## Items from an interface collection
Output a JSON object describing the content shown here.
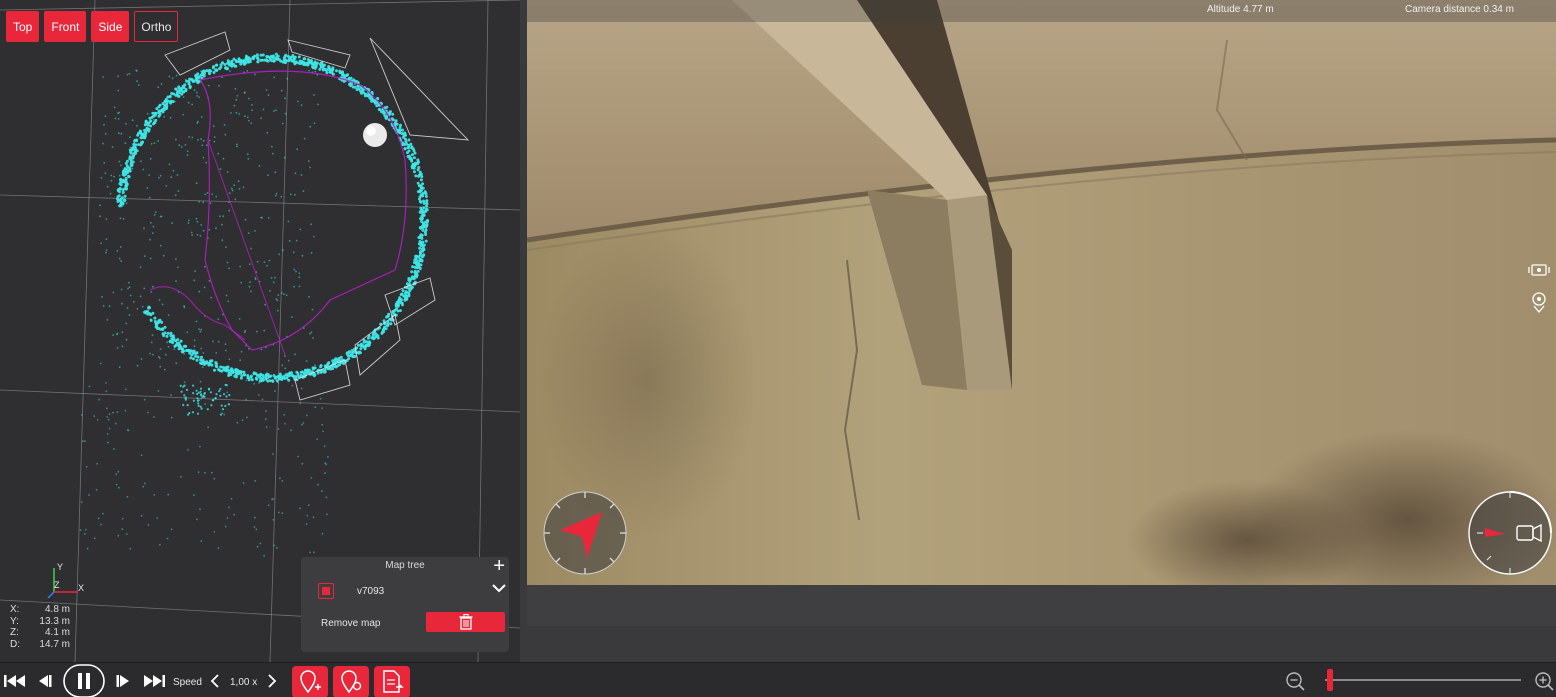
{
  "view_buttons": [
    {
      "label": "Top",
      "style": "filled"
    },
    {
      "label": "Front",
      "style": "filled"
    },
    {
      "label": "Side",
      "style": "filled"
    },
    {
      "label": "Ortho",
      "style": "outline"
    }
  ],
  "axis_labels": {
    "x": "X",
    "y": "Y",
    "z": "Z"
  },
  "coordinates": [
    {
      "label": "X:",
      "value": "4.8 m"
    },
    {
      "label": "Y:",
      "value": "13.3 m"
    },
    {
      "label": "Z:",
      "value": "4.1 m"
    },
    {
      "label": "D:",
      "value": "14.7 m"
    }
  ],
  "map_tree": {
    "title": "Map tree",
    "add_symbol": "+",
    "item_name": "v7093",
    "remove_label": "Remove map"
  },
  "camera": {
    "altitude": "Altitude 4.77 m",
    "camera_distance": "Camera distance 0.34 m"
  },
  "playback": {
    "speed_label": "Speed",
    "speed_value": "1,00 x"
  },
  "icons": {
    "skip_start": "skip-start-icon",
    "step_back": "step-back-icon",
    "pause": "pause-icon",
    "step_forward": "step-forward-icon",
    "skip_end": "skip-end-icon",
    "add_poi": "add-point-of-interest-icon",
    "add_poi_alt": "add-poi-variant-icon",
    "export_report": "export-report-icon",
    "zoom_out": "zoom-out-icon",
    "zoom_in": "zoom-in-icon",
    "trash": "trash-icon"
  },
  "colors": {
    "accent": "#e8283a",
    "point_cloud": "#3fe5e5",
    "trajectory": "#b41fc4"
  },
  "zoom_level": 0.02
}
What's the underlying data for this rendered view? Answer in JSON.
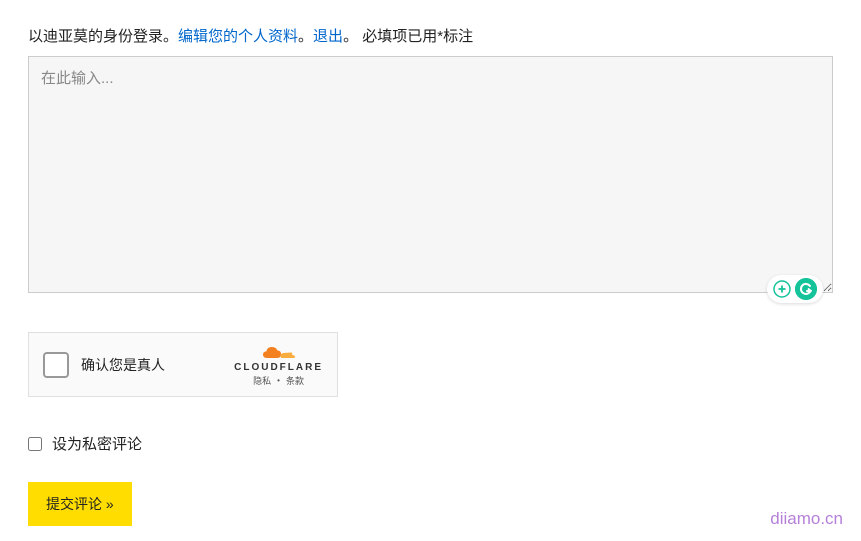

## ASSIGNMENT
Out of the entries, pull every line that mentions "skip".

## EXERCISE ANSWER
    "skip_start": "skip-start-icon",
    "skip_end": "skip-end-icon",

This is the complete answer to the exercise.